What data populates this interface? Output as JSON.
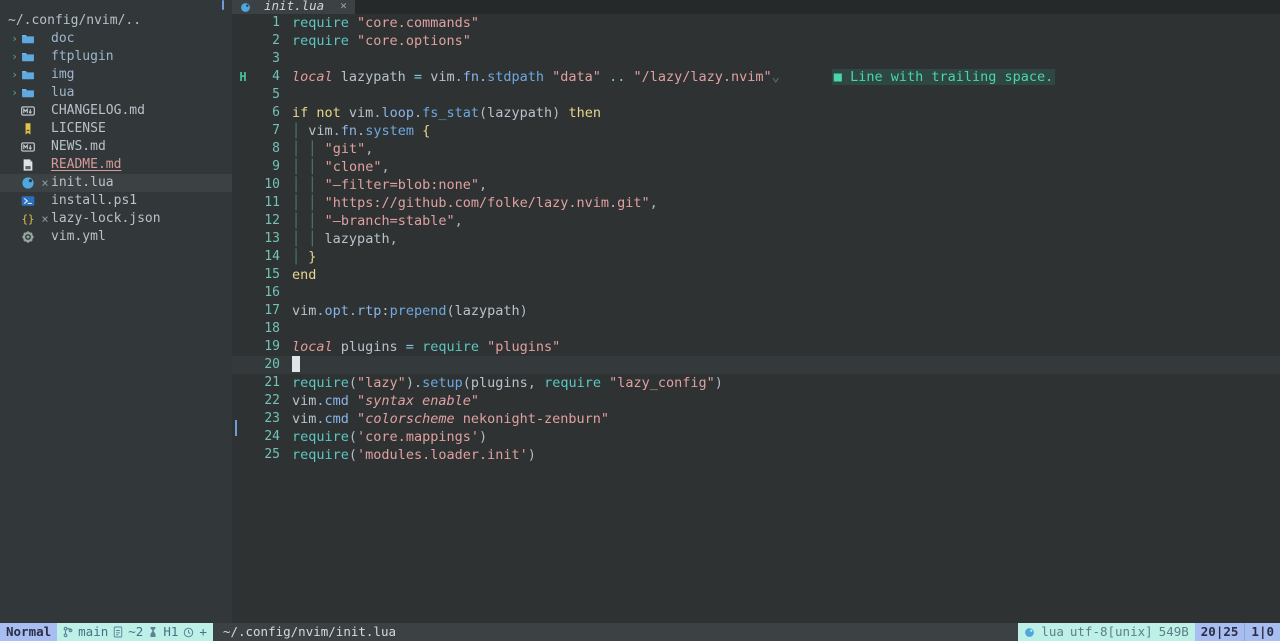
{
  "app": {
    "name": "neovim-editor"
  },
  "sidebar": {
    "root_label": "~/.config/nvim/..",
    "items": [
      {
        "kind": "dir",
        "chevron": "›",
        "icon": "folder-icon",
        "label": "doc",
        "modified": ""
      },
      {
        "kind": "dir",
        "chevron": "›",
        "icon": "folder-icon",
        "label": "ftplugin",
        "modified": ""
      },
      {
        "kind": "dir",
        "chevron": "›",
        "icon": "folder-icon",
        "label": "img",
        "modified": ""
      },
      {
        "kind": "dir",
        "chevron": "›",
        "icon": "folder-icon",
        "label": "lua",
        "modified": ""
      },
      {
        "kind": "file",
        "chevron": "",
        "icon": "markdown-icon",
        "label": "CHANGELOG.md",
        "modified": ""
      },
      {
        "kind": "file",
        "chevron": "",
        "icon": "license-icon",
        "label": "LICENSE",
        "modified": ""
      },
      {
        "kind": "file",
        "chevron": "",
        "icon": "markdown-icon",
        "label": "NEWS.md",
        "modified": ""
      },
      {
        "kind": "file",
        "chevron": "",
        "icon": "readme-icon",
        "label": "README.md",
        "modified": ""
      },
      {
        "kind": "file",
        "chevron": "",
        "icon": "lua-moon-icon",
        "label": "init.lua",
        "modified": "×"
      },
      {
        "kind": "file",
        "chevron": "",
        "icon": "powershell-icon",
        "label": "install.ps1",
        "modified": ""
      },
      {
        "kind": "file",
        "chevron": "",
        "icon": "json-braces-icon",
        "label": "lazy-lock.json",
        "modified": "×"
      },
      {
        "kind": "file",
        "chevron": "",
        "icon": "gear-icon",
        "label": "vim.yml",
        "modified": ""
      }
    ],
    "selected_index": 8
  },
  "tabline": {
    "tabs": [
      {
        "icon": "lua-moon-icon",
        "label": "init.lua",
        "close": "✕"
      }
    ]
  },
  "editor": {
    "cursor_line": 20,
    "trailing_space_glyph": "⌄",
    "diagnostic": {
      "marker": "■",
      "text": "Line with trailing space."
    },
    "lines": [
      {
        "n": 1,
        "sign": "",
        "gitbar": false,
        "tokens": [
          {
            "t": "require",
            "c": "req"
          },
          {
            "t": " ",
            "c": "ident"
          },
          {
            "t": "\"core.commands\"",
            "c": "str"
          }
        ]
      },
      {
        "n": 2,
        "sign": "",
        "gitbar": false,
        "tokens": [
          {
            "t": "require",
            "c": "req"
          },
          {
            "t": " ",
            "c": "ident"
          },
          {
            "t": "\"core.options\"",
            "c": "str"
          }
        ]
      },
      {
        "n": 3,
        "sign": "",
        "gitbar": false,
        "tokens": []
      },
      {
        "n": 4,
        "sign": "H",
        "gitbar": false,
        "tokens": [
          {
            "t": "local",
            "c": "loc"
          },
          {
            "t": " lazypath ",
            "c": "ident"
          },
          {
            "t": "=",
            "c": "op"
          },
          {
            "t": " vim",
            "c": "ident"
          },
          {
            "t": ".fn",
            "c": "fld"
          },
          {
            "t": ".",
            "c": "punct"
          },
          {
            "t": "stdpath",
            "c": "fn"
          },
          {
            "t": " ",
            "c": "ident"
          },
          {
            "t": "\"data\"",
            "c": "str"
          },
          {
            "t": " ",
            "c": "ident"
          },
          {
            "t": "..",
            "c": "op"
          },
          {
            "t": " ",
            "c": "ident"
          },
          {
            "t": "\"/lazy/lazy.nvim\"",
            "c": "str"
          }
        ],
        "trailing_space": true,
        "diagnostic": true
      },
      {
        "n": 5,
        "sign": "",
        "gitbar": false,
        "tokens": []
      },
      {
        "n": 6,
        "sign": "",
        "gitbar": false,
        "tokens": [
          {
            "t": "if",
            "c": "kw"
          },
          {
            "t": " ",
            "c": "ident"
          },
          {
            "t": "not",
            "c": "kw"
          },
          {
            "t": " vim",
            "c": "ident"
          },
          {
            "t": ".loop",
            "c": "fld"
          },
          {
            "t": ".",
            "c": "punct"
          },
          {
            "t": "fs_stat",
            "c": "fn"
          },
          {
            "t": "(",
            "c": "punct"
          },
          {
            "t": "lazypath",
            "c": "ident"
          },
          {
            "t": ")",
            "c": "punct"
          },
          {
            "t": " ",
            "c": "ident"
          },
          {
            "t": "then",
            "c": "kw"
          }
        ]
      },
      {
        "n": 7,
        "sign": "",
        "gitbar": false,
        "tokens": [
          {
            "t": "│",
            "c": "ig"
          },
          {
            "t": " vim",
            "c": "ident"
          },
          {
            "t": ".fn",
            "c": "fld"
          },
          {
            "t": ".",
            "c": "punct"
          },
          {
            "t": "system",
            "c": "fn"
          },
          {
            "t": " ",
            "c": "ident"
          },
          {
            "t": "{",
            "c": "kw"
          }
        ]
      },
      {
        "n": 8,
        "sign": "",
        "gitbar": false,
        "tokens": [
          {
            "t": "│",
            "c": "ig"
          },
          {
            "t": " ",
            "c": "ident"
          },
          {
            "t": "│",
            "c": "ig"
          },
          {
            "t": " ",
            "c": "ident"
          },
          {
            "t": "\"git\"",
            "c": "str"
          },
          {
            "t": ",",
            "c": "punct"
          }
        ]
      },
      {
        "n": 9,
        "sign": "",
        "gitbar": false,
        "tokens": [
          {
            "t": "│",
            "c": "ig"
          },
          {
            "t": " ",
            "c": "ident"
          },
          {
            "t": "│",
            "c": "ig"
          },
          {
            "t": " ",
            "c": "ident"
          },
          {
            "t": "\"clone\"",
            "c": "str"
          },
          {
            "t": ",",
            "c": "punct"
          }
        ]
      },
      {
        "n": 10,
        "sign": "",
        "gitbar": false,
        "tokens": [
          {
            "t": "│",
            "c": "ig"
          },
          {
            "t": " ",
            "c": "ident"
          },
          {
            "t": "│",
            "c": "ig"
          },
          {
            "t": " ",
            "c": "ident"
          },
          {
            "t": "\"—filter=blob:none\"",
            "c": "str"
          },
          {
            "t": ",",
            "c": "punct"
          }
        ]
      },
      {
        "n": 11,
        "sign": "",
        "gitbar": false,
        "tokens": [
          {
            "t": "│",
            "c": "ig"
          },
          {
            "t": " ",
            "c": "ident"
          },
          {
            "t": "│",
            "c": "ig"
          },
          {
            "t": " ",
            "c": "ident"
          },
          {
            "t": "\"https://github.com/folke/lazy.nvim.git\"",
            "c": "str"
          },
          {
            "t": ",",
            "c": "punct"
          }
        ]
      },
      {
        "n": 12,
        "sign": "",
        "gitbar": false,
        "tokens": [
          {
            "t": "│",
            "c": "ig"
          },
          {
            "t": " ",
            "c": "ident"
          },
          {
            "t": "│",
            "c": "ig"
          },
          {
            "t": " ",
            "c": "ident"
          },
          {
            "t": "\"—branch=stable\"",
            "c": "str"
          },
          {
            "t": ",",
            "c": "punct"
          }
        ]
      },
      {
        "n": 13,
        "sign": "",
        "gitbar": false,
        "tokens": [
          {
            "t": "│",
            "c": "ig"
          },
          {
            "t": " ",
            "c": "ident"
          },
          {
            "t": "│",
            "c": "ig"
          },
          {
            "t": " lazypath",
            "c": "ident"
          },
          {
            "t": ",",
            "c": "punct"
          }
        ]
      },
      {
        "n": 14,
        "sign": "",
        "gitbar": false,
        "tokens": [
          {
            "t": "│",
            "c": "ig"
          },
          {
            "t": " ",
            "c": "ident"
          },
          {
            "t": "}",
            "c": "kw"
          }
        ]
      },
      {
        "n": 15,
        "sign": "",
        "gitbar": false,
        "tokens": [
          {
            "t": "end",
            "c": "kw"
          }
        ]
      },
      {
        "n": 16,
        "sign": "",
        "gitbar": false,
        "tokens": []
      },
      {
        "n": 17,
        "sign": "",
        "gitbar": false,
        "tokens": [
          {
            "t": "vim",
            "c": "ident"
          },
          {
            "t": ".opt",
            "c": "fld"
          },
          {
            "t": ".rtp",
            "c": "fld"
          },
          {
            "t": ":",
            "c": "punct"
          },
          {
            "t": "prepend",
            "c": "fn"
          },
          {
            "t": "(",
            "c": "punct"
          },
          {
            "t": "lazypath",
            "c": "ident"
          },
          {
            "t": ")",
            "c": "punct"
          }
        ]
      },
      {
        "n": 18,
        "sign": "",
        "gitbar": false,
        "tokens": []
      },
      {
        "n": 19,
        "sign": "",
        "gitbar": false,
        "tokens": [
          {
            "t": "local",
            "c": "loc"
          },
          {
            "t": " plugins ",
            "c": "ident"
          },
          {
            "t": "=",
            "c": "op"
          },
          {
            "t": " ",
            "c": "ident"
          },
          {
            "t": "require",
            "c": "req"
          },
          {
            "t": " ",
            "c": "ident"
          },
          {
            "t": "\"plugins\"",
            "c": "str"
          }
        ]
      },
      {
        "n": 20,
        "sign": "",
        "gitbar": false,
        "tokens": [],
        "cursor": true
      },
      {
        "n": 21,
        "sign": "",
        "gitbar": false,
        "tokens": [
          {
            "t": "require",
            "c": "req"
          },
          {
            "t": "(",
            "c": "punct"
          },
          {
            "t": "\"lazy\"",
            "c": "str"
          },
          {
            "t": ")",
            "c": "punct"
          },
          {
            "t": ".",
            "c": "punct"
          },
          {
            "t": "setup",
            "c": "fn"
          },
          {
            "t": "(",
            "c": "punct"
          },
          {
            "t": "plugins",
            "c": "ident"
          },
          {
            "t": ",",
            "c": "punct"
          },
          {
            "t": " ",
            "c": "ident"
          },
          {
            "t": "require",
            "c": "req"
          },
          {
            "t": " ",
            "c": "ident"
          },
          {
            "t": "\"lazy_config\"",
            "c": "str"
          },
          {
            "t": ")",
            "c": "punct"
          }
        ]
      },
      {
        "n": 22,
        "sign": "",
        "gitbar": false,
        "tokens": [
          {
            "t": "vim",
            "c": "ident"
          },
          {
            "t": ".cmd",
            "c": "fld"
          },
          {
            "t": " ",
            "c": "ident"
          },
          {
            "t": "\"syntax enable\"",
            "c": "stritl"
          }
        ]
      },
      {
        "n": 23,
        "sign": "",
        "gitbar": true,
        "tokens": [
          {
            "t": "vim",
            "c": "ident"
          },
          {
            "t": ".cmd",
            "c": "fld"
          },
          {
            "t": " ",
            "c": "ident"
          },
          {
            "t": "\"",
            "c": "str"
          },
          {
            "t": "colorscheme",
            "c": "stritl"
          },
          {
            "t": " nekonight-zenburn\"",
            "c": "str"
          }
        ]
      },
      {
        "n": 24,
        "sign": "",
        "gitbar": false,
        "tokens": [
          {
            "t": "require",
            "c": "req"
          },
          {
            "t": "(",
            "c": "punct"
          },
          {
            "t": "'core.mappings'",
            "c": "str"
          },
          {
            "t": ")",
            "c": "punct"
          }
        ]
      },
      {
        "n": 25,
        "sign": "",
        "gitbar": false,
        "tokens": [
          {
            "t": "require",
            "c": "req"
          },
          {
            "t": "(",
            "c": "punct"
          },
          {
            "t": "'modules.loader.init'",
            "c": "str"
          },
          {
            "t": ")",
            "c": "punct"
          }
        ]
      }
    ]
  },
  "statusline": {
    "mode": "Normal",
    "git_branch_icon": "branch-icon",
    "git_branch": "main",
    "diff_icon": "file-diff-icon",
    "diff_count": "~2",
    "diagnostic_icon": "warning-icon",
    "diagnostic_count": "H1",
    "clock_icon": "clock-icon",
    "clock_value": "+",
    "file_path": "~/.config/nvim/init.lua",
    "filetype_icon": "lua-moon-icon",
    "filetype": "lua",
    "encoding": "utf-8[unix]",
    "filesize": "549B",
    "position": "20|25",
    "column": "1|0"
  },
  "colors": {
    "bg": "#2e3233",
    "sidebar_bg": "#323739",
    "tabline_bg": "#25292a",
    "accent_blue": "#a8bdf0",
    "accent_teal": "#bdf0e6",
    "cursorline": "#343a3b",
    "keyword": "#e8d88a",
    "string": "#e0a0a0",
    "function": "#6fa8e0",
    "require": "#5bc8c0",
    "linenr": "#72c2b6",
    "diagnostic_hint": "#4ad6a8"
  }
}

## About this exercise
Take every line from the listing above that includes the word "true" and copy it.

## Response to the exercise
        "trailing_space": true,
        "diagnostic": true
        "cursor": true
        "gitbar": true,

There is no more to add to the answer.